- Records provided -
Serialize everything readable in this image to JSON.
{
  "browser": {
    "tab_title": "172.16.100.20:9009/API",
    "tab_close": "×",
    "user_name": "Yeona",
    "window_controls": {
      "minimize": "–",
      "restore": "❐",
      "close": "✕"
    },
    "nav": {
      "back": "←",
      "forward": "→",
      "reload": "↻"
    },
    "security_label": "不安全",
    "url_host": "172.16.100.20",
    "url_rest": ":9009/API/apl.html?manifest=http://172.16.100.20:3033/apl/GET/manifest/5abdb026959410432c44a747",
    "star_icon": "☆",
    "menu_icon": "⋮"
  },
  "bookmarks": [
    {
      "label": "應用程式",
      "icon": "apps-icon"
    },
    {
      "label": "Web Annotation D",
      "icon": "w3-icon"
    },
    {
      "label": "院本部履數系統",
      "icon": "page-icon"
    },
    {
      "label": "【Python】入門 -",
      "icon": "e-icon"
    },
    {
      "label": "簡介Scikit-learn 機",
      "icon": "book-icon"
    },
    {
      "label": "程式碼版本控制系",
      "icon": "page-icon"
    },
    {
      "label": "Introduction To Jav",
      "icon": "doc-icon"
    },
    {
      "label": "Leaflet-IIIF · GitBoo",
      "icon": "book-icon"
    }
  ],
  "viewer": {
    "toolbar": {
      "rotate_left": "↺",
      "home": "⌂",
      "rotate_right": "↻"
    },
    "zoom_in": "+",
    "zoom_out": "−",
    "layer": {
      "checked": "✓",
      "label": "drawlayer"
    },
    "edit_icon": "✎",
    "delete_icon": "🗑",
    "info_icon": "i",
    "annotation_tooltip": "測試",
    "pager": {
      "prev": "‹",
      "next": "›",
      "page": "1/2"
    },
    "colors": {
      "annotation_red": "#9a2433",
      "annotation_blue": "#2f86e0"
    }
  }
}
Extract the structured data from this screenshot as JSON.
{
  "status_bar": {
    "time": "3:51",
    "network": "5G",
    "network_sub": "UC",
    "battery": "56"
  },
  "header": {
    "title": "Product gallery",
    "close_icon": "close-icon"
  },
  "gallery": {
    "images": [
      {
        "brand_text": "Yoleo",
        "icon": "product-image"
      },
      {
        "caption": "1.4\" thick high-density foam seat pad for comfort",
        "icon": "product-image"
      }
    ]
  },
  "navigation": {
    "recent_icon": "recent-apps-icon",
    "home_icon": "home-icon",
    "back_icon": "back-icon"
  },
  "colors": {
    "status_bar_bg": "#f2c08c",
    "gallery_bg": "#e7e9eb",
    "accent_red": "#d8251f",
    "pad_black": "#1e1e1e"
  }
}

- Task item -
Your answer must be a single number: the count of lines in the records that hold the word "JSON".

- Completed exercise -
2